Recently, one of my projects required the ability to disklessly boot a bunch of machines. Initally, I was doing this with DRBL, however DRBL has a lot of cruft that was unnecessary for us, and wasn’t really what we wanted. DRBL relies on a number of NFS mounts back to the server, so if your DRBL server crashes, all the machines go down. I took a look at LTSP, but the project appears to be msotly dead at this point, and seems to suffer from the same issues as DRBL.
Thankfully, the actual process for setting up a diskless image to boot from isn’t terribly difficult. It took a bit of fiddling with it, but in the end it turned out pretty simple. Basically, you set up a chrooted environment containing your entire system, then compress that into the inital ramdisk for the system.
This would be the setup process for a Centos 5 x86_64 OS. It’s pretty similar for Centos 6, I’ve not attempted it with any other operating system. I run this on another Centos 5 machine. I’ve found that it can be very difficult to bootstrap the OS from another OS. Attempting to create a Centos 6 image on a Centos 5 machine fails due to some missing libraries and incompatible rpm formats.

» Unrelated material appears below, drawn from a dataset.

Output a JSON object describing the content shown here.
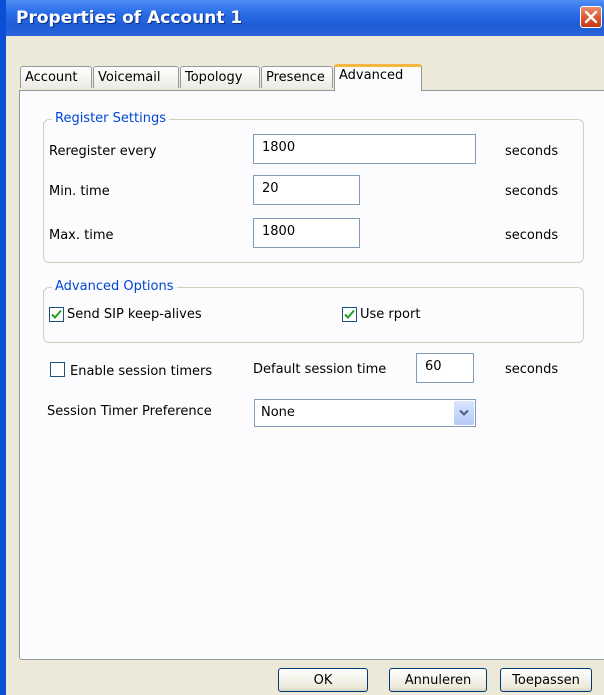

# This would be needed to get the centos-release RPM. # Alternatively, just wget it from one of the mirrors. # pigz will make compressing the image a lot faster (it's parallel gzip) yum install yumdownloader pigz yumdownloader centos-release mkdir /root/diskless # centos-release contains things like the yum configs, and is necessary to bootstrap the system rpm --root=/root/diskless -ivh --nodeps centos-release-5-7.el5.centos.x86_64.rpm yum --installroot=/root/diskless -y install basesystem filesystem bash kernel passwd cd diskless # This next line is important, your system won't boot without it ln -s ./sbin/init ./init echo NETWORKING=yes > etc/sysconfig/network chroot . pwconv # Set your root password passwd exit find | cpio -ocv | pigz -9 > diskless.cpio.gz
Now, take your newly created diskless.cpio.gz file, and the vmlinuz file from your chroot’s /boot/ directory, and copy them into your TFTP root. Assuming you are using PXELinux to boot this, you would need a menu option like this:
label diskless # Change the name here to match your actual kernel kernel vmlinuz append initrd=diskless.cpio.gz
If you are using SysLinux >= 5.10, you can make this process faster by grabbing the files via HTTP instead.
label diskless kerenl http://YOURSERVERHERE/vmlinuz append initrd=http://YOURSERVERHERE/diskless.cpio.gz